### Try it
A single number is the answer: the count of lines in these records with "text" in them.

### Extracted data
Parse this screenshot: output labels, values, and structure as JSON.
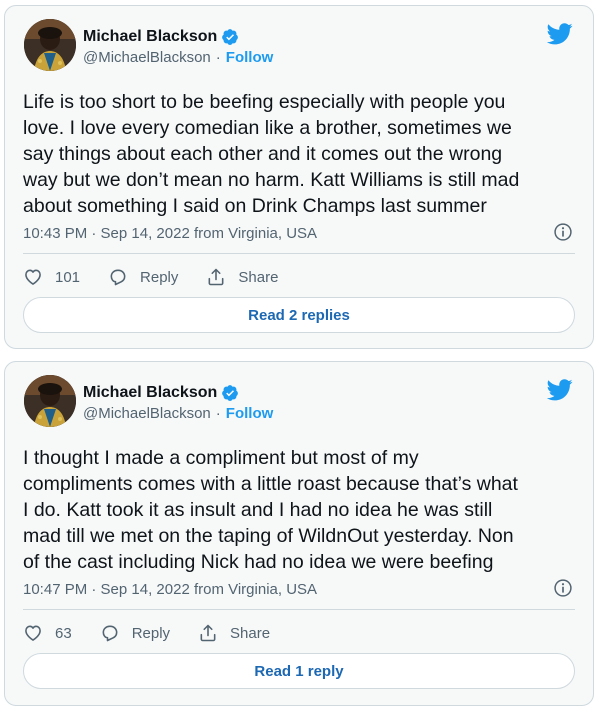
{
  "colors": {
    "accent": "#1d9bf0",
    "text": "#0f1419",
    "muted": "#536471",
    "border": "#cfd9de"
  },
  "tweets": [
    {
      "author_name": "Michael Blackson",
      "handle": "@MichaelBlackson",
      "separator": "·",
      "follow_label": "Follow",
      "text": "Life is too short to be beefing especially with people you\nlove. I love every comedian like a brother, sometimes we\nsay things about each other and it comes out the wrong\nway but we don’t mean no harm. Katt Williams is still mad\nabout something I said on Drink Champs  last summer",
      "timestamp": "10:43 PM · Sep 14, 2022 from Virginia, USA",
      "likes": "101",
      "reply_label": "Reply",
      "share_label": "Share",
      "read_replies_label": "Read 2 replies",
      "icons": [
        "verified-badge-icon",
        "twitter-bird-icon",
        "info-icon",
        "heart-icon",
        "reply-bubble-icon",
        "share-icon"
      ]
    },
    {
      "author_name": "Michael Blackson",
      "handle": "@MichaelBlackson",
      "separator": "·",
      "follow_label": "Follow",
      "text": "I thought I made a compliment but most of my\ncompliments comes with a little roast because that’s what\nI do. Katt took it as insult and I had no idea he was still\nmad till we met on the taping of WildnOut yesterday. Non\nof the cast including Nick had no idea we were beefing",
      "timestamp": "10:47 PM · Sep 14, 2022 from Virginia, USA",
      "likes": "63",
      "reply_label": "Reply",
      "share_label": "Share",
      "read_replies_label": "Read 1 reply",
      "icons": [
        "verified-badge-icon",
        "twitter-bird-icon",
        "info-icon",
        "heart-icon",
        "reply-bubble-icon",
        "share-icon"
      ]
    }
  ]
}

### Final answer
3